Stricter regulations on fake guns and tougher penalties for those who target police officers are among the legislative priorities set by the Arlington City Council on Tuesday.
The city’s overriding theme each year for lobbying both the Legislature and Congress is the preservation and expansion of local control, especially, the agenda says, in “public health and safety, public property, conservation, revenues and economic development.”
Those priorities will guide the city’s responses to bills and initiatives emerging from the 2017 lawmaking sessions in Austin and Washington.
“There are so many community development block grants that are so important to us,” said Mayor Jeff Williams. adding that transportation also is high in his mind. “And we want to make sure the state is supporting tourism and job creation.”
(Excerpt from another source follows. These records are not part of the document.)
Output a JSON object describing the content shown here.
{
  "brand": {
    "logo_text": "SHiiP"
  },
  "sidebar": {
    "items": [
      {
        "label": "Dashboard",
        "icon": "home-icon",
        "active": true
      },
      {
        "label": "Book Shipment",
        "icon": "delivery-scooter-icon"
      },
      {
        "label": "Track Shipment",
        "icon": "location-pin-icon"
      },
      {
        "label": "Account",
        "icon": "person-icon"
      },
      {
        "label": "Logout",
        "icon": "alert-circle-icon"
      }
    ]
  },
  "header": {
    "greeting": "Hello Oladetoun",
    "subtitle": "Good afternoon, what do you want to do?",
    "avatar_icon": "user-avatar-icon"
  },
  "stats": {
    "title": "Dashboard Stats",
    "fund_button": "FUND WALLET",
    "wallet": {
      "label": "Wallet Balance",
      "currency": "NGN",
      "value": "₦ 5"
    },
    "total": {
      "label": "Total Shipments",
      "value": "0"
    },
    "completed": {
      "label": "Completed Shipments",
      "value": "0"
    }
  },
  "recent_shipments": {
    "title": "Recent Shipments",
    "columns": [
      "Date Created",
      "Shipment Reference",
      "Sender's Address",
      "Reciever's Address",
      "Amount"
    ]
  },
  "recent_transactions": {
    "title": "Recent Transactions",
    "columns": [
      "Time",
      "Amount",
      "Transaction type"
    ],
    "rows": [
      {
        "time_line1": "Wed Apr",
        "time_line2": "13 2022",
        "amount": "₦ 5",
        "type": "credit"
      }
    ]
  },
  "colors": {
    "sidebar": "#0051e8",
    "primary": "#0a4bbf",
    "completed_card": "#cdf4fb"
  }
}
The state agenda picked up a late entry when Councilwoman Sberi Capehart asked to support a good Samaritan law that would remove liability in cases where someone breaks into a vehicle to rescue a child or pet from life-threatening temperatures.
“Someone sees that and they want to take action,” she said. “They want to help, but sometimes they’re reluctant because they may be held liable.”
The council agreed to put it on their state agenda, which has three general topics — all involving public safety:
▪ Fake guns: Those include guns manufactured as toys and those, such as BB guns and pellet guns, that might appear to police officers as deadlier weapons. The council says it supports legislation that will encourage safe use of such guns.
▪ Targeting officers: The council supports “enhanced punishments for those who target our police officers for harm.”
▪ Mental health: The council seeks increased “state support” to ease the burden on city public safety departments, which “often become the treatment of last resort for the mentally ill.”
The federal agenda also cites legislation on targeting cops and use of fake guns. Here are the others:
▪ Program funding: Arlington receives $30 million in federal funding for block grants, Community Oriented Policing Services (COPS) and several others. The council urges Congress to maintain funding.
▪ Sales tax fairness: Arlington is among cities and states seeking to require retailers that exist only online to collect the same sales taxes levied by the state where the purchaser lives. Too often, the agenda says, the local businesses “serve as showrooms for customers, who later purchase items sales tax-free over the internet.”
“The business loses out,” said Jay Warren, city spokesman and marketing manager. “And we don’t get the sales tax at the local level. It’s a double whammy.”